On the evening of D-Day, 6 June 1944, President Franklin D. Roosevelt addresed the American nation with this prayer:
“My fellow Americans: Last night, when I spoke with you about the fall of Rome, I knew at that moment that troops of the United States and our allies were crossing the Channel in another and greater operation. It has come to pass with success thus far.
“And so, in this poignant hour, I ask you to join with me in prayer:
“Almighty God: Our sons, pride of our nation, this day have set upon a mighty endeavour, a struggle to preserve our Republic, our religion, and our civilisation, and to set free a suffering humanity.
“Lead them straight and true; give strength to their arms, stoutness to their hearts, steadfastness in their faith.
“They will need thy blessings. Their road will be long and hard. For the enemy is strong. He may hurl back our forces. Success may not come with rushing speed, but we shall return again and again; and we know that by thy grace, and by the righteousness of our cause, our sons will triumph.
“They will be sore tried, by night and by day, without rest-until the victory is won. The darkness will be rent by noise and flame. Men’s souls will be shaken with the violences of war.
“For these men are lately drawn from the ways of peace. They fight not for the lust of conquest. They fight to end conquest. They fight to liberate. They fight to let justice arise, and tolerance and good will among all thy people. They yearn but for the end of battle, for their return to the haven of home.
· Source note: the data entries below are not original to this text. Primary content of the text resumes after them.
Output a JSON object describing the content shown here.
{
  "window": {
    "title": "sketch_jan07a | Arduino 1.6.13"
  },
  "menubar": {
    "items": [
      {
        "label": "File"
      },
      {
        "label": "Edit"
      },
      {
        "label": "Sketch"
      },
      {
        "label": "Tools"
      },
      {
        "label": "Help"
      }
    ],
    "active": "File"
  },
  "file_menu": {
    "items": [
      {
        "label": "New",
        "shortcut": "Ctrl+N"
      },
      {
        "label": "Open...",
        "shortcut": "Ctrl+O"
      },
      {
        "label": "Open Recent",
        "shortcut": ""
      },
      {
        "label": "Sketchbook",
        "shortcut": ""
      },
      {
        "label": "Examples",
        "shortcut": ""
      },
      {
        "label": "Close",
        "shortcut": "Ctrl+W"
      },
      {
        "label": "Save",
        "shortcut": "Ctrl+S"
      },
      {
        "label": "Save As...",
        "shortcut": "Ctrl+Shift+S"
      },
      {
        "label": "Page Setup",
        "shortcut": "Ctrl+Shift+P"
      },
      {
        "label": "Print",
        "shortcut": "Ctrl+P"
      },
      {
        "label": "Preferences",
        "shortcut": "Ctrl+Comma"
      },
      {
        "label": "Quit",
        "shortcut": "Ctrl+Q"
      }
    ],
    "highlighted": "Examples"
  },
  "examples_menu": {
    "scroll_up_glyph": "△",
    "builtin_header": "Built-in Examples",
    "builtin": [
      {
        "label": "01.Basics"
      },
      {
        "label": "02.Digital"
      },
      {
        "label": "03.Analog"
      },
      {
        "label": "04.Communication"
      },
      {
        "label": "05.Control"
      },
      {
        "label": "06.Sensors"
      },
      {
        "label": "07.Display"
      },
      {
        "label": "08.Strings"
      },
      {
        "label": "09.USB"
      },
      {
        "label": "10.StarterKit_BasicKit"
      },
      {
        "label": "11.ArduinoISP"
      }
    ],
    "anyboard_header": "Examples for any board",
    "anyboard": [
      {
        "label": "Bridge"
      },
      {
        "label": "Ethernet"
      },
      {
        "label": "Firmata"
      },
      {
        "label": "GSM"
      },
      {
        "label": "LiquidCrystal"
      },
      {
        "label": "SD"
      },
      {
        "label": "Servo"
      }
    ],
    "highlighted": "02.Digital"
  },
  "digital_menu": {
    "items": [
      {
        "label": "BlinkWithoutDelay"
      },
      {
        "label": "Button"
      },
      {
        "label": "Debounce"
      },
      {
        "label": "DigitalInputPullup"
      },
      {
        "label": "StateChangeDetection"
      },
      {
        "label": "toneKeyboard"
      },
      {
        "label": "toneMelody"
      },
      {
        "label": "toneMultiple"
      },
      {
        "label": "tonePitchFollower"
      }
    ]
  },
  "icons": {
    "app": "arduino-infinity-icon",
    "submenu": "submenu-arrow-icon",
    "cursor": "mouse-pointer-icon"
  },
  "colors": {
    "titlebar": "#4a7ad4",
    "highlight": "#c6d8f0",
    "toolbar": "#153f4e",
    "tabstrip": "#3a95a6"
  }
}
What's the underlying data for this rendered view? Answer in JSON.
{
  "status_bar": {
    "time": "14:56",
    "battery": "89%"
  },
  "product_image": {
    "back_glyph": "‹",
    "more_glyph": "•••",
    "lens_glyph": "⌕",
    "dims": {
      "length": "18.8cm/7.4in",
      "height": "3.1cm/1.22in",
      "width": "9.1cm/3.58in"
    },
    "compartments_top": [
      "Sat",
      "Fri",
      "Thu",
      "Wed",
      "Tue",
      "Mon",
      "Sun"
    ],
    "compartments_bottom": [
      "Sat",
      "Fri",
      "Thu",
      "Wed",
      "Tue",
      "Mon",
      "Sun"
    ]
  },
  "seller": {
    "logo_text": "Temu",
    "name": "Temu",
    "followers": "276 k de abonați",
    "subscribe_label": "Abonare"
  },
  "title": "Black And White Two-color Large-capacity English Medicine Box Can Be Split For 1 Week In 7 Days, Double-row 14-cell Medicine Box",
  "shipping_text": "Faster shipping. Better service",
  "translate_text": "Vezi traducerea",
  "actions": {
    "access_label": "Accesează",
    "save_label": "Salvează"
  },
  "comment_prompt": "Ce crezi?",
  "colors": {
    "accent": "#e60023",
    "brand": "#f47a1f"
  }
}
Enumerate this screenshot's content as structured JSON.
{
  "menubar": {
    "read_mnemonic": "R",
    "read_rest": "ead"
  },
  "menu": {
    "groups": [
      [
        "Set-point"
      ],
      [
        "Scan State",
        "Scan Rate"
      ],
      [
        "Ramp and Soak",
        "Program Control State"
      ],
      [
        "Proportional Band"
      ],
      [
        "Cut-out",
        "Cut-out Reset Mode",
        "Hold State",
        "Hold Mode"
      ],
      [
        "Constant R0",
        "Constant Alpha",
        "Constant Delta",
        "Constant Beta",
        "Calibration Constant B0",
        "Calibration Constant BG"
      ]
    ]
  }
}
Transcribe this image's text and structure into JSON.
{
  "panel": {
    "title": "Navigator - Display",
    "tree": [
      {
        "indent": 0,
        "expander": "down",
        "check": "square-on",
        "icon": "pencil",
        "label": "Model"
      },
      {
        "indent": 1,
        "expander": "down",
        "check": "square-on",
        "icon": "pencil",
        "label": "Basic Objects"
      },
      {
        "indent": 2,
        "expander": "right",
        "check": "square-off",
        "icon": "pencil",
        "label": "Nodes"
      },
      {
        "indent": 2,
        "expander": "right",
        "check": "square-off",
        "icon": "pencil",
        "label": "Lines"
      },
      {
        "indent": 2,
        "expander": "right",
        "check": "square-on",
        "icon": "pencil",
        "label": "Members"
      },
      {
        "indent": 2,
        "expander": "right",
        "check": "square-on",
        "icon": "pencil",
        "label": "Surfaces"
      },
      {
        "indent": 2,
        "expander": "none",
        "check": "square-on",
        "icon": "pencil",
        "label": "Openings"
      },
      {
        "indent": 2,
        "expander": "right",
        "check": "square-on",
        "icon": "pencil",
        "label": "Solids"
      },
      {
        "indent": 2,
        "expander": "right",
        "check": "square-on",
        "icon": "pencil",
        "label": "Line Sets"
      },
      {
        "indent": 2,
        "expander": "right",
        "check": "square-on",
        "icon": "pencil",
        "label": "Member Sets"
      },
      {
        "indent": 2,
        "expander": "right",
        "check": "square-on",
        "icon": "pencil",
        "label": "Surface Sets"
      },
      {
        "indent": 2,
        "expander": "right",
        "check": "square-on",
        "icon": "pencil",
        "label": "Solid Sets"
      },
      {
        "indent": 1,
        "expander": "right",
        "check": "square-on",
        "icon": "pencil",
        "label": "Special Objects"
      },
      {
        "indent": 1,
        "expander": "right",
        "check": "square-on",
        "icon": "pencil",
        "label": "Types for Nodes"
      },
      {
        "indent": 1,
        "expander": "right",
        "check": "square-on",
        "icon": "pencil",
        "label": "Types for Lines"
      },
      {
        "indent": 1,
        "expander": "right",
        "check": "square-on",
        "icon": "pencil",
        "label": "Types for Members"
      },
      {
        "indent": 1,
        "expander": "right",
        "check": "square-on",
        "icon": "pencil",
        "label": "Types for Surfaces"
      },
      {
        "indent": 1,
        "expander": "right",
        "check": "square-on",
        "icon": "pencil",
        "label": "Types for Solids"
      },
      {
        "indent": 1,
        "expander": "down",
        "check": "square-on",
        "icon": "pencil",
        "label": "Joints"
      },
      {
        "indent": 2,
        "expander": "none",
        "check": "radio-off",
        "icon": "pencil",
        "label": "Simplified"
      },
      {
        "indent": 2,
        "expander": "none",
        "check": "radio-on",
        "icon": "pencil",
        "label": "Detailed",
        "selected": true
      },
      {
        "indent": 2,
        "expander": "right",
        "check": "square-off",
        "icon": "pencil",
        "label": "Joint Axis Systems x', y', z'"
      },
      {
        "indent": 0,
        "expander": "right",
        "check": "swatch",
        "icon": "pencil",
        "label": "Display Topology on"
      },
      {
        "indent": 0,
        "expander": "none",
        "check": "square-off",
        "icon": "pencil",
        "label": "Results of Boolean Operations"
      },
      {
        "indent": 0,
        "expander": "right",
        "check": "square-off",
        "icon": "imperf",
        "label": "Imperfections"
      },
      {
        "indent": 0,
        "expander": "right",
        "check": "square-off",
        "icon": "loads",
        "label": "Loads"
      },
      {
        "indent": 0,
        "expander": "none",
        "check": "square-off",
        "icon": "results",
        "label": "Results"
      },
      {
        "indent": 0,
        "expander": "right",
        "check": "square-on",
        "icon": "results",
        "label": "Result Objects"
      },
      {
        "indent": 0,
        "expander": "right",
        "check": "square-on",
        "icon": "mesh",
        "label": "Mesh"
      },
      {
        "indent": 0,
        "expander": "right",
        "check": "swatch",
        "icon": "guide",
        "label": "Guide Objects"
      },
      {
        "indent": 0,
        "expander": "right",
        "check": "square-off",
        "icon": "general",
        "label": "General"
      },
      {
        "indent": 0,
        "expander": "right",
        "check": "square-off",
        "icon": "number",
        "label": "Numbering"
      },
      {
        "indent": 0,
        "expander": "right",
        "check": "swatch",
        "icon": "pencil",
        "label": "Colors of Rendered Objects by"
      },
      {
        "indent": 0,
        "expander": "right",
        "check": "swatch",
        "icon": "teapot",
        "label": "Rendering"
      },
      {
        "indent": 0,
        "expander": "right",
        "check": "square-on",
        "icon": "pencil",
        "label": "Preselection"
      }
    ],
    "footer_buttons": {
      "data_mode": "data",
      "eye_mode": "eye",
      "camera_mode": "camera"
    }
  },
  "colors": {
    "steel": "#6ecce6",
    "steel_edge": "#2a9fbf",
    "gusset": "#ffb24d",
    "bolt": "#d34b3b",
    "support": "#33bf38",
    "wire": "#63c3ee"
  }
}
“Some will never return. Embrace these, Father, and receive them, Thy heroic servants, into thy kingdom.”